Task item
Give the lines again exactly as they appear, beginning at the one with "Decode this image" and ending at the last line of the records.

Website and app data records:

---

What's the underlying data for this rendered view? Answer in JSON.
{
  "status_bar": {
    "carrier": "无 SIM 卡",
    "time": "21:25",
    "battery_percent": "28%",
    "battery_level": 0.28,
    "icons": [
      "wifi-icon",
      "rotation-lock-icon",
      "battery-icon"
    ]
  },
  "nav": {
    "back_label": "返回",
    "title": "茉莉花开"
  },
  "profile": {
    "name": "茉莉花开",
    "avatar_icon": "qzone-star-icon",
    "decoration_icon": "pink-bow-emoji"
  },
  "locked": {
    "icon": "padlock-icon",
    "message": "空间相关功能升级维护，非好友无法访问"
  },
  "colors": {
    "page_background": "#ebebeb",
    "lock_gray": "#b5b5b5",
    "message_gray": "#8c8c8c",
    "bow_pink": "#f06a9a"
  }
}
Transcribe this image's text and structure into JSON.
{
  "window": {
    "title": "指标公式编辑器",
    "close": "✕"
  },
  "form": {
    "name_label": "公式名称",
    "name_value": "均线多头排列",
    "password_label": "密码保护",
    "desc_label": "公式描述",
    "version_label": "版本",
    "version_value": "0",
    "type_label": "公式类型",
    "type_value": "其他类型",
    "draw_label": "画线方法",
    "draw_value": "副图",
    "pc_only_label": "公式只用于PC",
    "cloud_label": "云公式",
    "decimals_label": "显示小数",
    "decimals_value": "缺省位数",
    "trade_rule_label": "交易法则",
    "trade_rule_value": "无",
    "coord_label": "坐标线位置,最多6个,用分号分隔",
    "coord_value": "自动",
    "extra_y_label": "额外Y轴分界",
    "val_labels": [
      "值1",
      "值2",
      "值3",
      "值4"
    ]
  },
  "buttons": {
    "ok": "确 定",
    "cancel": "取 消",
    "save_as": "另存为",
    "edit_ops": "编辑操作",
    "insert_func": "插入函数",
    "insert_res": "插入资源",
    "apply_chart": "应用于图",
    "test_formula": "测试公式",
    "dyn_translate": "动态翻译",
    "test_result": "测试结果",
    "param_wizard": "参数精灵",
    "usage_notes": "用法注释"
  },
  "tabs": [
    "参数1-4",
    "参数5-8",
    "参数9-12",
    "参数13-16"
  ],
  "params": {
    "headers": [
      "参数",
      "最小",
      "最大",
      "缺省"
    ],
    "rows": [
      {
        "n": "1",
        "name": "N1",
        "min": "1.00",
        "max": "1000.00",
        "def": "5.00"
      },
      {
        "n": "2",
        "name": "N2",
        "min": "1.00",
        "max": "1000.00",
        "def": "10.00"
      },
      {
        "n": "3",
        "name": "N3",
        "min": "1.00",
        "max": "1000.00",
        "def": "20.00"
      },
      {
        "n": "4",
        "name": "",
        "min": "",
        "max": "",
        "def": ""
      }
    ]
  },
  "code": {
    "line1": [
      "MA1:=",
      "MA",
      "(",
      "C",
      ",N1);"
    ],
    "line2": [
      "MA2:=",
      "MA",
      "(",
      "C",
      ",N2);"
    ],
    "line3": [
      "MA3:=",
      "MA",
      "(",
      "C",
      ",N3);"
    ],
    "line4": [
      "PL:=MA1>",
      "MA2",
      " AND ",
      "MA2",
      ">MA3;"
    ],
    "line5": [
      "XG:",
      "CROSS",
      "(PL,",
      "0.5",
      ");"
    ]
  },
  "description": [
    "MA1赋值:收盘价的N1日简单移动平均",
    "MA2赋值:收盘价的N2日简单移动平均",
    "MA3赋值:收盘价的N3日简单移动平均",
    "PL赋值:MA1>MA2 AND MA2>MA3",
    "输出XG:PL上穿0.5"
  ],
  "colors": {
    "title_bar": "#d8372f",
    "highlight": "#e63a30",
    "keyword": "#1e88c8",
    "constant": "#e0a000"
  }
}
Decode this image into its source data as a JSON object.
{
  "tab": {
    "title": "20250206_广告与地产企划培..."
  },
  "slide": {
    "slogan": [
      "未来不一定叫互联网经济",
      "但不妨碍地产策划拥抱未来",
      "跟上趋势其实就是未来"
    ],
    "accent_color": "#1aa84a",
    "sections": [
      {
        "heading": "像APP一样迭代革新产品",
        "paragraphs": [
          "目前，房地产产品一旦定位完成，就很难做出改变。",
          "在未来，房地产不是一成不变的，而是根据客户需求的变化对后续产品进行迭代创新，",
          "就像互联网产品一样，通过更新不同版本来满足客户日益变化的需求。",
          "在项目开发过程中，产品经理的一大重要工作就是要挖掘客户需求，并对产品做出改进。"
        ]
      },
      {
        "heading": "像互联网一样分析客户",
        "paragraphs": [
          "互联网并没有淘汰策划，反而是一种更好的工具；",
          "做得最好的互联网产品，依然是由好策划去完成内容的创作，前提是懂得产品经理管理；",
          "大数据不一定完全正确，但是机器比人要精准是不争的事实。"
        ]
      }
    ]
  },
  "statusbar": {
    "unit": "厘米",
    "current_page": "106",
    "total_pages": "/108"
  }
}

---

Answer box
Decode this image into its source data as a JSON object.
{
  "tab": {
    "title": "20250206_广告与地产企划培..."
  },
  "slide": {
    "slogan": [
      "未来不一定叫互联网经济",
      "但不妨碍地产策划拥抱未来",
      "跟上趋势其实就是未来"
    ],
    "accent_color": "#1aa84a",
    "sections": [
      {
        "heading": "像APP一样迭代革新产品",
        "paragraphs": [
          "目前，房地产产品一旦定位完成，就很难做出改变。",
          "在未来，房地产不是一成不变的，而是根据客户需求的变化对后续产品进行迭代创新，",
          "就像互联网产品一样，通过更新不同版本来满足客户日益变化的需求。",
          "在项目开发过程中，产品经理的一大重要工作就是要挖掘客户需求，并对产品做出改进。"
        ]
      },
      {
        "heading": "像互联网一样分析客户",
        "paragraphs": [
          "互联网并没有淘汰策划，反而是一种更好的工具；",
          "做得最好的互联网产品，依然是由好策划去完成内容的创作，前提是懂得产品经理管理；",
          "大数据不一定完全正确，但是机器比人要精准是不争的事实。"
        ]
      }
    ]
  },
  "statusbar": {
    "unit": "厘米",
    "current_page": "106",
    "total_pages": "/108"
  }
}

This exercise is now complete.